▶ Given entries
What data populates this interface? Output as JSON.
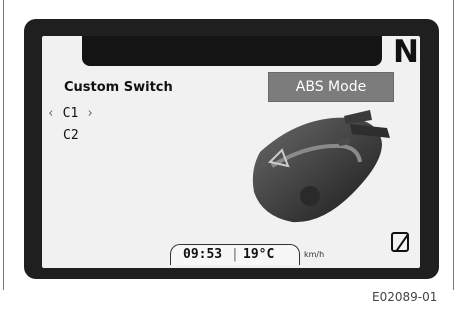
{
  "display": {
    "gear": "N",
    "menu_title": "Custom Switch",
    "mode_button": "ABS Mode",
    "options": [
      {
        "left": "‹",
        "label": "C1",
        "right": "›",
        "selected": true
      },
      {
        "label": "C2",
        "selected": false
      }
    ],
    "status": {
      "time": "09:53",
      "separator": "|",
      "temperature": "19°C",
      "unit": "km/h"
    }
  },
  "caption": "E02089-01"
}
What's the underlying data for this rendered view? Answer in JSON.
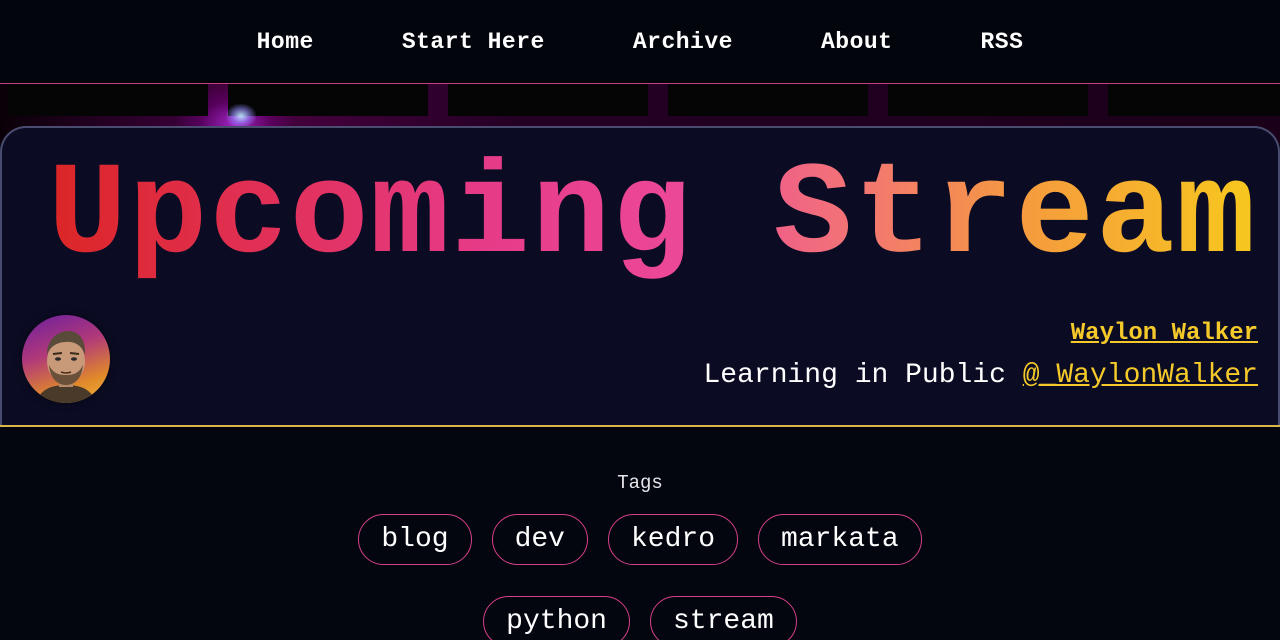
{
  "nav": {
    "items": [
      {
        "label": "Home"
      },
      {
        "label": "Start Here"
      },
      {
        "label": "Archive"
      },
      {
        "label": "About"
      },
      {
        "label": "RSS"
      }
    ]
  },
  "hero": {
    "title": "Upcoming Stream",
    "author_name": "Waylon Walker",
    "tagline_prefix": "Learning in Public ",
    "handle": "@_WaylonWalker"
  },
  "tags": {
    "label": "Tags",
    "row1": [
      "blog",
      "dev",
      "kedro",
      "markata"
    ],
    "row2": [
      "python",
      "stream"
    ]
  },
  "colors": {
    "accent_pink": "#d6408a",
    "accent_gold": "#f5c92a",
    "title_gradient": [
      "#dc2626",
      "#ec4899",
      "#f7c81d"
    ],
    "background": "#03060f",
    "card": "#0b0c24"
  }
}
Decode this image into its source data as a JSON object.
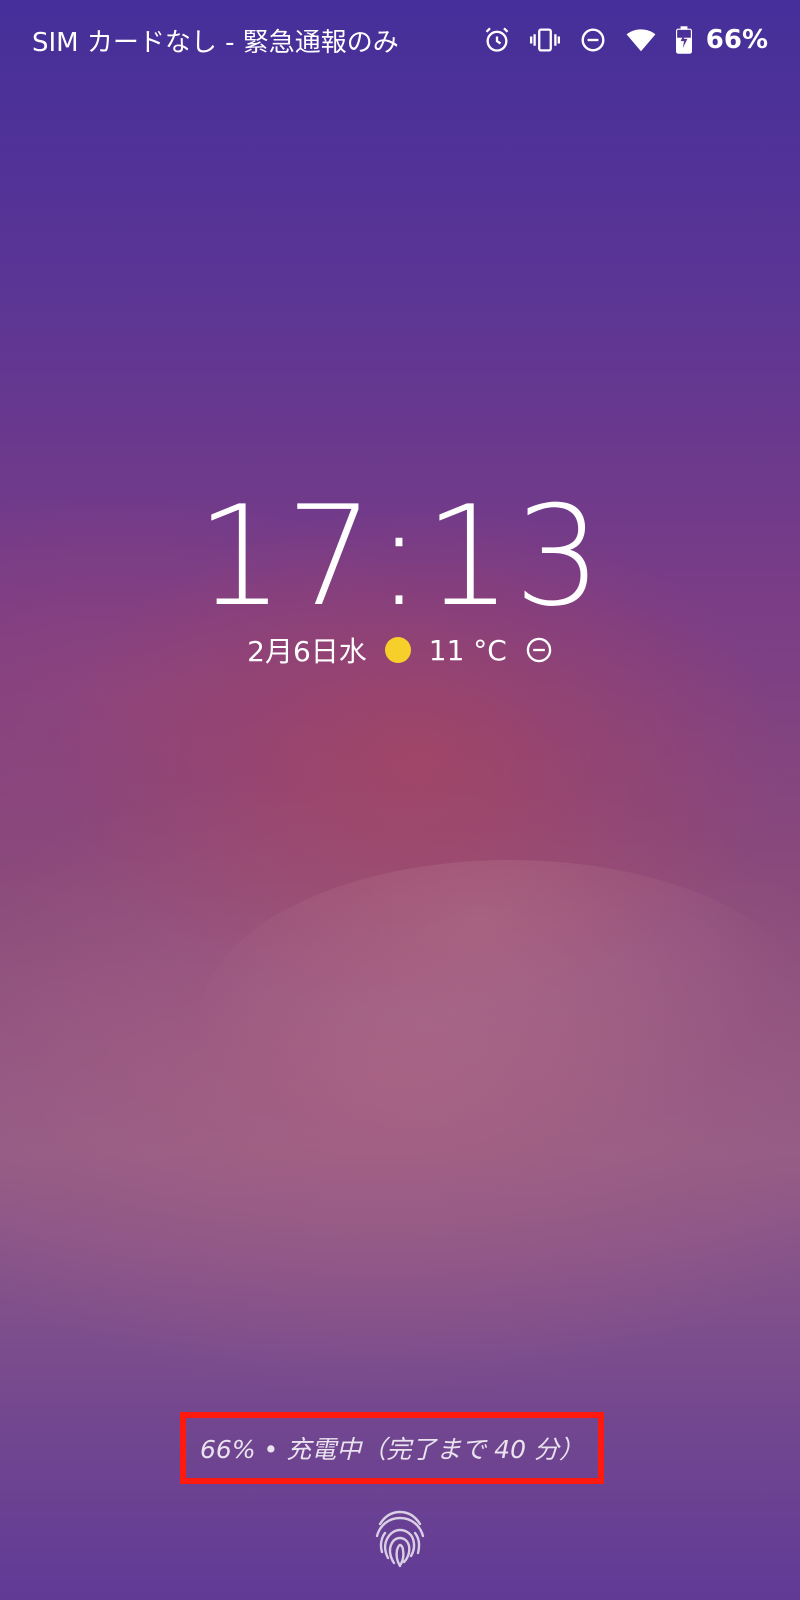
{
  "status_bar": {
    "carrier_text": "SIM カードなし - 緊急通報のみ",
    "battery_percent": "66%",
    "icons": [
      "alarm-icon",
      "vibrate-icon",
      "dnd-icon",
      "wifi-icon",
      "battery-charging-icon"
    ]
  },
  "lockscreen": {
    "time": "17:13",
    "date": "2月6日水",
    "weather_icon": "sun-icon",
    "temperature": "11 °C",
    "status_icon": "dnd-icon"
  },
  "charging": {
    "text": "66% • 充電中（完了まで 40 分）"
  },
  "fingerprint_icon": "fingerprint-icon",
  "colors": {
    "highlight_border": "#ff1a10",
    "sun": "#f6cf2b"
  }
}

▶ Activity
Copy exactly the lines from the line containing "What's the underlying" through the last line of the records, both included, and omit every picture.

▶ Worked solution
What's the underlying data for this rendered view? Answer in JSON.
{
  "nav": {
    "items": [
      {
        "label": "Home"
      },
      {
        "label": "Start Here"
      },
      {
        "label": "Archive"
      },
      {
        "label": "About"
      },
      {
        "label": "RSS"
      }
    ]
  },
  "hero": {
    "title": "Upcoming Stream",
    "author_name": "Waylon Walker",
    "tagline_prefix": "Learning in Public ",
    "handle": "@_WaylonWalker"
  },
  "tags": {
    "label": "Tags",
    "row1": [
      "blog",
      "dev",
      "kedro",
      "markata"
    ],
    "row2": [
      "python",
      "stream"
    ]
  },
  "colors": {
    "accent_pink": "#d6408a",
    "accent_gold": "#f5c92a",
    "title_gradient": [
      "#dc2626",
      "#ec4899",
      "#f7c81d"
    ],
    "background": "#03060f",
    "card": "#0b0c24"
  }
}
Decode this image into its source data as a JSON object.
{
  "status_bar": {
    "carrier_text": "SIM カードなし - 緊急通報のみ",
    "battery_percent": "66%",
    "icons": [
      "alarm-icon",
      "vibrate-icon",
      "dnd-icon",
      "wifi-icon",
      "battery-charging-icon"
    ]
  },
  "lockscreen": {
    "time": "17:13",
    "date": "2月6日水",
    "weather_icon": "sun-icon",
    "temperature": "11 °C",
    "status_icon": "dnd-icon"
  },
  "charging": {
    "text": "66% • 充電中（完了まで 40 分）"
  },
  "fingerprint_icon": "fingerprint-icon",
  "colors": {
    "highlight_border": "#ff1a10",
    "sun": "#f6cf2b"
  }
}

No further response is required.